The fatal incident occurred on 23 February 2017. As Tahnie Martin walked near the Mander shopping centre, she was struck by a wooden panel that a storm had blown from the plant room roof of one of the centre’s buildings. The City of Wolverhampton Council’s investigation found that the managing agent had failed to identify, inspect or maintain two brick structures on top of the plant room roof: a former ventilation shaft that had a wooden louvered hood; and a disused water tank topped with a large wooden panel structure. As a result, rot caused by weathering had corroded the fixtures that held the hood and panel in place. Three-yearly decoration would have avoided the extensive rot.
Sentencing the managing agent on 2 July at Wolverhampton Crown Court, Mrs Justice Carr said she found it “extremely difficult to see how” the company’s staff “could not have noticed the existence of the structures on the plant room roof at any time between September 2012 and February 2017”. If the failure was genuine, it suggested “no, or only the most cursory, safety assessment of the top roof of a large building in a busy shopping centre”. If the structures were not seen, Judge Carr believed that “no one can have been looking at the plant room roof at all. The fact that this was possible highlights starkly the inadequacy of the company’s risk assessment systems and inspection procedures.

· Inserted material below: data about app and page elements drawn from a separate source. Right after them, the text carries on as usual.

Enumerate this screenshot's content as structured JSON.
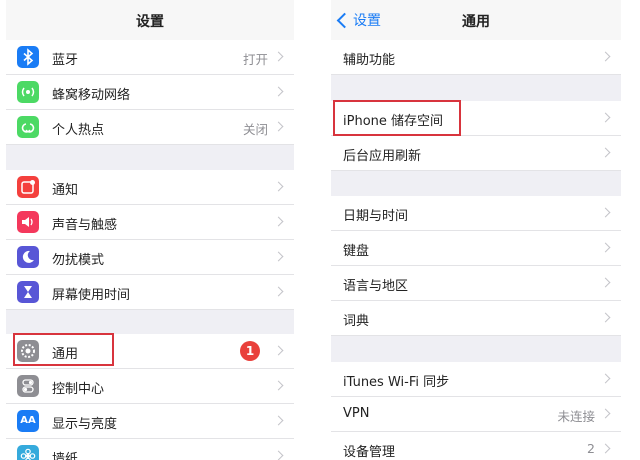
{
  "left": {
    "title": "设置",
    "items": [
      {
        "label": "蓝牙",
        "value": "打开",
        "icon": "bluetooth-icon",
        "color": "#1a7cf5"
      },
      {
        "label": "蜂窝移动网络",
        "value": "",
        "icon": "cellular-icon",
        "color": "#4cd964"
      },
      {
        "label": "个人热点",
        "value": "关闭",
        "icon": "hotspot-icon",
        "color": "#4cd964"
      },
      {
        "label": "通知",
        "value": "",
        "icon": "notifications-icon",
        "color": "#f4403d"
      },
      {
        "label": "声音与触感",
        "value": "",
        "icon": "sounds-icon",
        "color": "#f4385c"
      },
      {
        "label": "勿扰模式",
        "value": "",
        "icon": "do-not-disturb-icon",
        "color": "#5856d6"
      },
      {
        "label": "屏幕使用时间",
        "value": "",
        "icon": "screen-time-icon",
        "color": "#5856d6"
      },
      {
        "label": "通用",
        "value": "",
        "badge": "1",
        "icon": "gear-icon",
        "color": "#8e8e93"
      },
      {
        "label": "控制中心",
        "value": "",
        "icon": "control-center-icon",
        "color": "#8e8e93"
      },
      {
        "label": "显示与亮度",
        "value": "",
        "icon": "display-brightness-icon",
        "color": "#1a7cf5"
      },
      {
        "label": "墙纸",
        "value": "",
        "icon": "wallpaper-icon",
        "color": "#35aadc"
      }
    ]
  },
  "right": {
    "back_label": "设置",
    "title": "通用",
    "items": [
      {
        "label": "辅助功能",
        "value": ""
      },
      {
        "label": "iPhone 储存空间",
        "value": ""
      },
      {
        "label": "后台应用刷新",
        "value": ""
      },
      {
        "label": "日期与时间",
        "value": ""
      },
      {
        "label": "键盘",
        "value": ""
      },
      {
        "label": "语言与地区",
        "value": ""
      },
      {
        "label": "词典",
        "value": ""
      },
      {
        "label": "iTunes Wi-Fi 同步",
        "value": ""
      },
      {
        "label": "VPN",
        "value": "未连接"
      },
      {
        "label": "设备管理",
        "value": "2"
      }
    ]
  },
  "highlight_color": "#d8343d"
}
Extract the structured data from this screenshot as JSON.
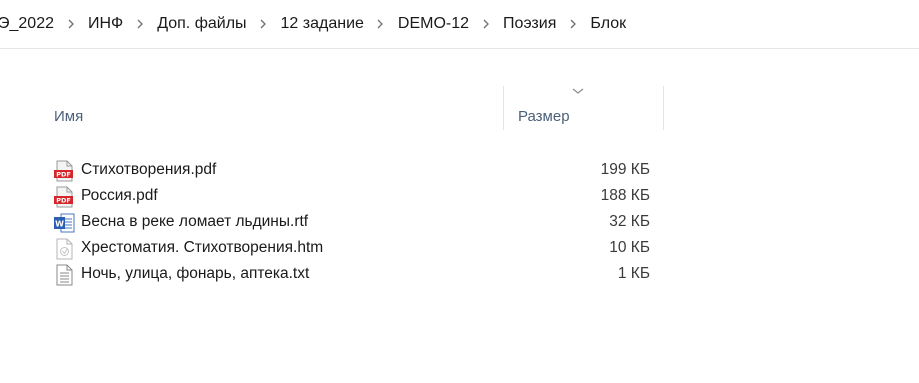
{
  "breadcrumbs": [
    "Э_2022",
    "ИНФ",
    "Доп. файлы",
    "12 задание",
    "DEMO-12",
    "Поэзия",
    "Блок"
  ],
  "columns": {
    "name": "Имя",
    "size": "Размер"
  },
  "files": [
    {
      "name": "Стихотворения.pdf",
      "size": "199 КБ",
      "icon": "pdf-icon"
    },
    {
      "name": "Россия.pdf",
      "size": "188 КБ",
      "icon": "pdf-icon"
    },
    {
      "name": "Весна в реке ломает льдины.rtf",
      "size": "32 КБ",
      "icon": "word-document-icon"
    },
    {
      "name": "Хрестоматия. Стихотворения.htm",
      "size": "10 КБ",
      "icon": "html-document-icon"
    },
    {
      "name": "Ночь, улица, фонарь, аптека.txt",
      "size": "1 КБ",
      "icon": "text-document-icon"
    }
  ],
  "colors": {
    "header_text": "#4c607a",
    "pdf_red": "#d5252b",
    "word_blue": "#2b5fb4"
  }
}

In the five years during which the company had been managing agent for the building, no inspection or maintenance of any sort was carried out on the structures on the plant room roof.”
In short, said Judge Carr, the managing agent had “multiple opportunities” from inhouse and out-of-house reports, visits, surveys and works “to identify, inspect and commission the necessary maintenance works to the structures on the plant room roof”. While it had put in place systems to make the building safe, they were inadequate in respect of the two structures.
Judge Carr added that the managing agent placed too much reliance on its operations manager at the Mander Centre, “given his limited previous experience in similar roles”. The manager oversaw health and safety management, which involved ensuring that inspections were carried out and that the results were acted upon. He had no formal professional qualifications but had worked previously as a site manager and a plant engineer. Although he had taken a course on managing safety in property management and was supervised by one of the agent’s experienced associates, the agent had failed to supervise and monitor him appropriately and to check his misassumption that the plant room roof was flat with no structures or plant on it.